The opinion, by Justice Brian S. Currey of Div. Four, reverses an order by Los Angeles Superior Court Judge Maureen Duffy-Lewis denying employer BaronHR’s motion to compel arbitration. Her ruling was based on a perception that employee Joseph Martinez was telling the truth in declaring that he did not initial the clause because he did not want to arbitrate in the event of a dispute.
Currey posed the question:
“What if neither party to an arbitration agreement places initials next to a jury waiver contained in the agreement, even though the drafter included lines for their initials?”
“On the facts of this case, we conclude the lack of initials is of no legal consequence.”
Wording of Provision
The uninitialed paragraph reads (with bold face in the original):
“Employer and Employee each agree that arbitration, as provided for in this Agreement, shall be the exclusive forum for the resolution of any covered dispute between the parties. In agreeing to arbitration, both Employer and Employee explicitly waive their respective rights to trial by jury.”

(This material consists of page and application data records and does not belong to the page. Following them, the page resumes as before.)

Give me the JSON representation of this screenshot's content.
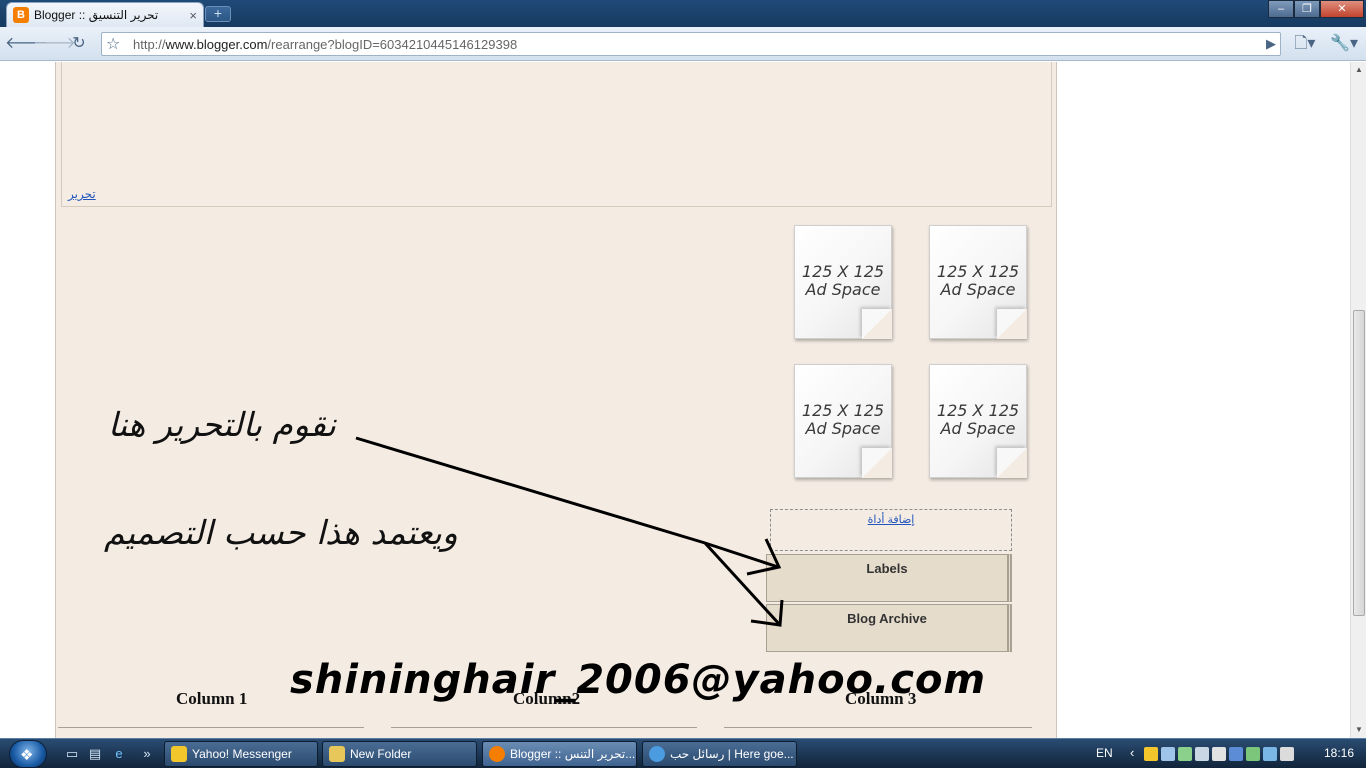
{
  "browser": {
    "tab_title": "Blogger :: تحرير التنسيق",
    "tab_favicon": "B",
    "tab_close": "×",
    "new_tab": "+",
    "url_host": "www.blogger.com",
    "url_prefix": "http://",
    "url_path": "/rearrange?blogID=6034210445146129398",
    "back_icon": "arrow-left",
    "forward_icon": "arrow-right",
    "reload_icon": "reload",
    "star_icon": "star",
    "go_icon": "play",
    "page_menu_icon": "page-menu",
    "wrench_icon": "wrench"
  },
  "page": {
    "header_edit_link": "تحرير",
    "ad_boxes": [
      {
        "line1": "125 X 125",
        "line2": "Ad Space"
      },
      {
        "line1": "125 X 125",
        "line2": "Ad Space"
      },
      {
        "line1": "125 X 125",
        "line2": "Ad Space"
      },
      {
        "line1": "125 X 125",
        "line2": "Ad Space"
      }
    ],
    "add_gadget": "إضافة أداة",
    "gadgets": [
      {
        "label": "Labels"
      },
      {
        "label": "Blog Archive"
      }
    ],
    "columns": [
      "Column 1",
      "Column2",
      "Column 3"
    ]
  },
  "overlay": {
    "annotation_line1": "نقوم بالتحرير هنا",
    "annotation_line2": "ويعتمد هذا حسب التصميم",
    "email": "shininghair_2006@yahoo.com"
  },
  "taskbar": {
    "items": [
      {
        "label": "Yahoo! Messenger",
        "icon_color": "#f3c62c"
      },
      {
        "label": "New Folder",
        "icon_color": "#e7c65a"
      },
      {
        "label": "Blogger :: تحرير التنس...",
        "icon_color": "#f57d00",
        "active": true
      },
      {
        "label": "رسائل حب | Here goe...",
        "icon_color": "#4a9be0"
      }
    ],
    "language": "EN",
    "clock": "18:16"
  },
  "colors": {
    "canvas_bg": "#f4ece3",
    "gadget_bg": "#e6dccb",
    "link": "#2255bb"
  }
}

Currey explained that Martinez acknowledges signing the agreement and said that he “is, therefore, deemed to have assented to all its terms.”
Those terms, he noted, include not only the arbitration clause, itself, but a portion that recites (with emphasis in the original):
“EMPLOYEE’S CERTIFICATION OF UNDERSTANDING OF AGREEMENT EMPLOYEE’S SIGNATURE BELOW CONFIRMS THAT EMPLOYEE HAS READ, UNDERSTANDS, AND AGREES TO BE LEGALLY BOUND BY, ALL OF THE TERMS OF THIS AGREEMENT.
“EMPLOYEE SHALL NOT SIGN UNTIL EMPLOYEE HAS READ AND UNDERSTANDS THE ENTIRE AGREEMENT. AFTER SIGNING THIS AGREEMENT, EMPLOYEE HAS NO RIGHT TO PURSUE CLAIMS AGAINST THE COMPANY IN COURT AND BEFORE A JURY, BUT ONLY THROUGH THE ARBITRATION PROCESS.”
That language, Currey pointed out, appears immediately above Martinez’s signature.
The jurist reasoned:
“Martinez attempted to create ambiguity with his previously undisclosed assertions he did not want to arbitrate or waive his jury trial right when he signed the agreement. We defer to the trial court’s finding the declaration was credible. The court, however, should not have considered Martinez’s unexpressed intentions as evidence of the lack of mutual assent. The law is well-settled that unexpressed subjective intentions are irrelevant to the issue of mutuality.”
Two cases cited by Martinez were inapposite, he declared. Each dealt with a statement in an employee handbook alluding to arbitration but, he said, the handbooks did not constitute contracts.
The case is Martinez v. BaronHR, Inc., B296858.
Representing the employer were David L. Martin and Anne M. Turner of Lewis Brisbois Bisgaard & Smith. Former Los Angeles Police Commissioner Raquelle de la Rocha of the Bloom Firm acted for Martinez.
Copyright 2020, Metropolitan News Company